Friday March 20th, 2015

The exercise:

Write four lines of prose about: the cameraman. Or camerawoman. It matters not to me.

Today's prompt inspired by a little photo expedition I took to the orchard to capture this year's apricot blossoms. More specifically, by my assistant:

I let Max take shots on my iPhone while I used my camera. I ended up taking 14 pictures, while he tallied 70. Oh, right - it was 68 pictures and 2 short, accidental videos. Some of them were actually pretty cool, in my opinion. Like this one:

I've got a couple more pictures of Max, and one in particular is just... I love it. I'll share it tomorrow, but for now I want to treasure it and indulge my greediness by keeping it to myself (and Kat).

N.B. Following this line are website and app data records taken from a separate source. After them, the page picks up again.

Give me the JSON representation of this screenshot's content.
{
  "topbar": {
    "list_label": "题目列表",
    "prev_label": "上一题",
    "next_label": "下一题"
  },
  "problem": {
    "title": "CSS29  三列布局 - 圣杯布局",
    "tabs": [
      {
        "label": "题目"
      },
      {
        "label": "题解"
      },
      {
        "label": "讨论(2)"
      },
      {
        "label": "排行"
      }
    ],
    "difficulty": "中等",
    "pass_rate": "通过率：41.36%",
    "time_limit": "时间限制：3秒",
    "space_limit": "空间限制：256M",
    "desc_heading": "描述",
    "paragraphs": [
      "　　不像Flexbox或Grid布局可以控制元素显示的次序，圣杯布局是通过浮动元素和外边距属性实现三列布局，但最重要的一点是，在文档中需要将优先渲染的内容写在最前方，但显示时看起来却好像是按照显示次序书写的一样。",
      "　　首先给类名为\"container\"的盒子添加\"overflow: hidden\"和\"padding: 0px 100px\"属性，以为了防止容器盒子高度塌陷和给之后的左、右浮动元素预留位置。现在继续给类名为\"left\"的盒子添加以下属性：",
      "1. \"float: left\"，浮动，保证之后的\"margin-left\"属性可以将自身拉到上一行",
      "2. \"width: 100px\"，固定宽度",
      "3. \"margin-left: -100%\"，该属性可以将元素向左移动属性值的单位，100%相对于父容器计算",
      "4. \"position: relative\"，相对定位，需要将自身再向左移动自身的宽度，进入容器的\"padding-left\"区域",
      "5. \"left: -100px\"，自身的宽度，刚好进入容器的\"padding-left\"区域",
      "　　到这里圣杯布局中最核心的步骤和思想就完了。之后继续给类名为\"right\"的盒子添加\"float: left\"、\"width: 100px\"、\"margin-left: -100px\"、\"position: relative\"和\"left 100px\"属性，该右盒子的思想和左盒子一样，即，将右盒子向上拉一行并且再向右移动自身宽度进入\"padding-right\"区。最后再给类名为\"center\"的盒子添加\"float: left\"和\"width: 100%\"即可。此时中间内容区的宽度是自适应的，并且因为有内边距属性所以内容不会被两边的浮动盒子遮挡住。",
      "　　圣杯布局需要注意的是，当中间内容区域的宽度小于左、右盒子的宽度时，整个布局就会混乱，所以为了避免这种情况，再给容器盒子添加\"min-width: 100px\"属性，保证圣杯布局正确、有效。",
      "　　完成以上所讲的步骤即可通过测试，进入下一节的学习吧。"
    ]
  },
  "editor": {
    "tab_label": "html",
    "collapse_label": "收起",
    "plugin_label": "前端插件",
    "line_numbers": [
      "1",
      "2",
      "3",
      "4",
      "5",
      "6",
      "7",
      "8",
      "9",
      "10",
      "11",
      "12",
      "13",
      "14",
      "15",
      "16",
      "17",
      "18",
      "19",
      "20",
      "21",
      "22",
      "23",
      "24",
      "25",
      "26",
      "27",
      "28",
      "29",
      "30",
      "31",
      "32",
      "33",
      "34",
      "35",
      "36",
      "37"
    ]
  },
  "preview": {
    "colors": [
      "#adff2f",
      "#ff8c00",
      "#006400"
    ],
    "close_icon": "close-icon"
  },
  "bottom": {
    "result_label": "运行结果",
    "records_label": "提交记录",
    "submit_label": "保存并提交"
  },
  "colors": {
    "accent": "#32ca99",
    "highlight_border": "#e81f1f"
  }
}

He captures history with a serenity that belies the turmoil seething within him. His camera holds steady, whether it is focused on a rare piece of art in a silent museum in New York or a firefight in the chaotic streets of a remote Eastern European village.

The reporters he works with admire his courage and professionalism and technical expertise.

And have not even the slightest suspicion that he plans to create some history of his own... one day.


Lakshmi Nambiar said...

He is there at every event, yet remembered by none.Every wedding, every adventure, every walk and every party.

For though he is everywhere he is never in any of the pictures that capture those memories.

He is behind the lens, he works the mechanisms and makes the device go click- he is the cameraman.

Greg said...

Max does look quite the little cameraman in that first picture! And I do like the picture of the orchard coming back to life as well, that's very nicely done. A little bleak because of that sky, possibly, but I think that might be what gives it strength.
Heh, I like how all of your narrators are always intending to become part of the story themselves, even when they're apparantly just observing!

The cameraman
Helga breezed through customs barely even glancing at the security folk stood around checking cases or frisking teenagers and pop stars. Behind her, her husband Henrik had stopped at the conveyor belt and was starting to unload into the grey cases that would pass through the security scanners.
"Oh no," Helga heard a soft whisper behind her, "it's the camera man again."
Helga breezed off in search of a champagne bar, leaving her husband and his eighteen bags worth of camera equipment to navigate customs by himself.

Nikhil Nair said...

The cameraman:

Although his face was almost wholly hidden by the camera and his dark, thick glasses, it didn't take me long to realize his identity.
So he hadn't given up the business (just as I'd thought), and was posing as a cameraman at this gathering. I don't think he recognized me, but even if he did, it wouldn't matter.
Encountering a rival spy on a mission just made it all the more exciting, and Jason Henson was one of the best, too.

David said...

The camera man clicked away. 575 victims. He stole their souls. And kept their scalps.

Marc said...

Lakshmi - that is a very good summation of a man who lives his life behind the lens.

Greg - sounds to me like Helga has the better side of things :)

Nikhil - ooh, a potential spy vs spy situation in development! Those are always entertaining :)

David - good to hear from you again! It never fails to impress me how good you are at using the bare minimum number of words to convey things. This entry, obviously, is no different.